- [The problem]: The whole listing is to be set down again without alteration.

┌────────

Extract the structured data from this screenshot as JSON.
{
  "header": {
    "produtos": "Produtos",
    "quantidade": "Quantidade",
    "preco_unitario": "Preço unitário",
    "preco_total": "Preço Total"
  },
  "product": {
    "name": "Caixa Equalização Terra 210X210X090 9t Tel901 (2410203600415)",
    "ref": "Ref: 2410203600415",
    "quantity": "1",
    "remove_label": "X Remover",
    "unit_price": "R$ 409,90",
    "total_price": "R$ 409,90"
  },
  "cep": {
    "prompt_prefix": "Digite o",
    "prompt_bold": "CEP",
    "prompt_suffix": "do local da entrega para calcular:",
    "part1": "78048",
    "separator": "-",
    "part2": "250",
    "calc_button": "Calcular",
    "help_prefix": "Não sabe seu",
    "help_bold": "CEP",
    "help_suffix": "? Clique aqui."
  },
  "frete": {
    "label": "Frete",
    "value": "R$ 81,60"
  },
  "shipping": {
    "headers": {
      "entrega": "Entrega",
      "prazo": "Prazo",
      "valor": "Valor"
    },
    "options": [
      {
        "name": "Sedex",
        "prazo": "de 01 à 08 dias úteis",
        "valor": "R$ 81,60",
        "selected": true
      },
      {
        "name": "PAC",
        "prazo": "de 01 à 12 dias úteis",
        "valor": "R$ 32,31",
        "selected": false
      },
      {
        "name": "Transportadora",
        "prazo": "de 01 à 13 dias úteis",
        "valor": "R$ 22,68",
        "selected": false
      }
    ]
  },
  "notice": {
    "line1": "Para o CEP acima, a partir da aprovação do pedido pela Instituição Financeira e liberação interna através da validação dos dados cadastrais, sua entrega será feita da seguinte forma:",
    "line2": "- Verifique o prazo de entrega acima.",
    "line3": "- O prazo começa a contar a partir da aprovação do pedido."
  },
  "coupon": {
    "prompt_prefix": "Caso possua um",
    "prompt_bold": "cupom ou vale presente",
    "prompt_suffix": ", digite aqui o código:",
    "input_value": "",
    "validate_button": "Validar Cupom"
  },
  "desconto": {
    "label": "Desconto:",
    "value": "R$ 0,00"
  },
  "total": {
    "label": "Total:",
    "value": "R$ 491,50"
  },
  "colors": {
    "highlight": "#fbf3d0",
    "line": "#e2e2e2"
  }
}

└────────

- [Exercise output]:
Extract the structured data from this screenshot as JSON.
{
  "header": {
    "produtos": "Produtos",
    "quantidade": "Quantidade",
    "preco_unitario": "Preço unitário",
    "preco_total": "Preço Total"
  },
  "product": {
    "name": "Caixa Equalização Terra 210X210X090 9t Tel901 (2410203600415)",
    "ref": "Ref: 2410203600415",
    "quantity": "1",
    "remove_label": "X Remover",
    "unit_price": "R$ 409,90",
    "total_price": "R$ 409,90"
  },
  "cep": {
    "prompt_prefix": "Digite o",
    "prompt_bold": "CEP",
    "prompt_suffix": "do local da entrega para calcular:",
    "part1": "78048",
    "separator": "-",
    "part2": "250",
    "calc_button": "Calcular",
    "help_prefix": "Não sabe seu",
    "help_bold": "CEP",
    "help_suffix": "? Clique aqui."
  },
  "frete": {
    "label": "Frete",
    "value": "R$ 81,60"
  },
  "shipping": {
    "headers": {
      "entrega": "Entrega",
      "prazo": "Prazo",
      "valor": "Valor"
    },
    "options": [
      {
        "name": "Sedex",
        "prazo": "de 01 à 08 dias úteis",
        "valor": "R$ 81,60",
        "selected": true
      },
      {
        "name": "PAC",
        "prazo": "de 01 à 12 dias úteis",
        "valor": "R$ 32,31",
        "selected": false
      },
      {
        "name": "Transportadora",
        "prazo": "de 01 à 13 dias úteis",
        "valor": "R$ 22,68",
        "selected": false
      }
    ]
  },
  "notice": {
    "line1": "Para o CEP acima, a partir da aprovação do pedido pela Instituição Financeira e liberação interna através da validação dos dados cadastrais, sua entrega será feita da seguinte forma:",
    "line2": "- Verifique o prazo de entrega acima.",
    "line3": "- O prazo começa a contar a partir da aprovação do pedido."
  },
  "coupon": {
    "prompt_prefix": "Caso possua um",
    "prompt_bold": "cupom ou vale presente",
    "prompt_suffix": ", digite aqui o código:",
    "input_value": "",
    "validate_button": "Validar Cupom"
  },
  "desconto": {
    "label": "Desconto:",
    "value": "R$ 0,00"
  },
  "total": {
    "label": "Total:",
    "value": "R$ 491,50"
  },
  "colors": {
    "highlight": "#fbf3d0",
    "line": "#e2e2e2"
  }
}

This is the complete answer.